To get the returning warriors home, a series of staging camps were set up, starting in Italy, extending across Germany and France and finishing up at Dover. "A" squadron had been chosen to run the camp at Ulm, about l5O miles north of Munich and so off we went again, for the first time in Germany itself. On the way through Munich we passed the famous Beer Cellar where Hitler had made speeches in his early days. Lt.Walmsly and Major Paddy O'Brien stopped the truck they were travelling in and posed for me. The snap is still in my album.
We settled in very quickly.
Every evening about seven o'clock the convoy of lorries used to arrive and then facilities were laid on for the two or three hundred men to be fed, refreshed and all their needs attended to before they left the following morning at O7OO hours.

My own particular job was the cushy one of camp librarian and my duties were simple, to say the least. At the beginning of the "run" in Italy all troops were given opportunities to purchase paperback books from the NAAFI canteen. As they arrived at each staging camp in turn, they could swap on a one-for-one basis and so they had plenty to read en route. As librarian I was only on duty from seven in the evening until 9pm and then the rest of the day was my own. One other small duty was taking down the news from the BBC broadcasts and posting it on the canteen notice board.

The giggle was the fact that on some occasions reception was bad and the announcer spoke too fast. When this happened I used to fill in my own version of the news, regardless of the accuracy of the statements, but I don't think that anyone was ever the wiser and the next bulletin was always updated.

As we were now a British outpost in the heart of Germany we often had visitors turning up looking for repatriation to England, and I was often called in to interpret. On one occasion a strange young man turned up claiming to be of British origin and I was told to translate. When I found my German was not enough to cope with the situation I switched to French and Italian whereupon the young man said to me: "You must be Jewish," going on to say that the only British he knew who could speak so many languages were Jewish.

The canteen at the camp had a film projector and nightly shows were given for those in transit. Because we had a different audience every night, it must have occurred to someone that it was not necessary to change the film, and therefore the whole month that we were in Ulm the film was always "Cover Girl" with Betty Grable. As the town itself was off-limits to the camp staff, we would invariably find ourselves watching the film and consequently we knew all the script and the dance routines backwards! For months afterwards some of the lads would break into one of the complicated song and dance routines.

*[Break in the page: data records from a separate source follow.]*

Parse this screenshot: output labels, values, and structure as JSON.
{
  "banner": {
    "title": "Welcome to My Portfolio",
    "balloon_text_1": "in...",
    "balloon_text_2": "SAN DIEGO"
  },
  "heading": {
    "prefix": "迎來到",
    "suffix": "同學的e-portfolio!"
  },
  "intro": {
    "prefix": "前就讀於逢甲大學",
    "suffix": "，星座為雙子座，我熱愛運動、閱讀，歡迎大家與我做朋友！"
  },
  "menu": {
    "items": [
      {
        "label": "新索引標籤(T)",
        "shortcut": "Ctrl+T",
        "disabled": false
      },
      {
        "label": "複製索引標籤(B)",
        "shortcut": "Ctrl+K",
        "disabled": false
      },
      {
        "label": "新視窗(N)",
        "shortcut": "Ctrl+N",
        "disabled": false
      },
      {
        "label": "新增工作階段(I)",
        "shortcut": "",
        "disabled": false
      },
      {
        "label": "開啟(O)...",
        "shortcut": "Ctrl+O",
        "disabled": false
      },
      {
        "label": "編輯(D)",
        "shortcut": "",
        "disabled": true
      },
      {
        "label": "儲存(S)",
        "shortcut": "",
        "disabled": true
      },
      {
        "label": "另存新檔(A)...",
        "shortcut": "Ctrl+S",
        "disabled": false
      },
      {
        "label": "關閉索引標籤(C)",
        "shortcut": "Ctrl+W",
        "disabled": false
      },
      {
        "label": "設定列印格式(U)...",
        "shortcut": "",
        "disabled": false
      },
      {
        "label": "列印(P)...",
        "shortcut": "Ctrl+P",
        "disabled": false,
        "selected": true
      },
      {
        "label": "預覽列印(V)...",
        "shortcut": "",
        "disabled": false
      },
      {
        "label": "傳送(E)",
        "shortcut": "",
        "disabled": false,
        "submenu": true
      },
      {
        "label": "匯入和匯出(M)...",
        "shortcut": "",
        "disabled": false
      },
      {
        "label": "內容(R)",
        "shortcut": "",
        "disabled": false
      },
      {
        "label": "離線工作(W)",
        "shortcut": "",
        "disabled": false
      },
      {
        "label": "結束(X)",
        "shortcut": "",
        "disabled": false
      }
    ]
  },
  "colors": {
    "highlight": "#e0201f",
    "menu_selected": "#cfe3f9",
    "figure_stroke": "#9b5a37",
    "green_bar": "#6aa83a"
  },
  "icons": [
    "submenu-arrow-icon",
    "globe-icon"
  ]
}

One favourite lyric was "Who's complaining, I'm not complaining, together we'll see this thing through, Because of Axis trickery my coffee's now chicory, and I can hardly purloin a sirloin."

1 comment:

jules said...

Ron I have already looked at some of your other diary entries about Italy a few days ago and somehow I missed this one about Ulm.

Your note that it was a town of considerable size until the RAF visited it reminded me of when my husband was chatting to his boss not long after we moved over here.

"What I find amazing about the towns around here are that some areas are really built up, with narrow streets and some are so open"

His boss rather kindly replied "Yes, we have the British to thank for that"

Jules (aka RosyRedd)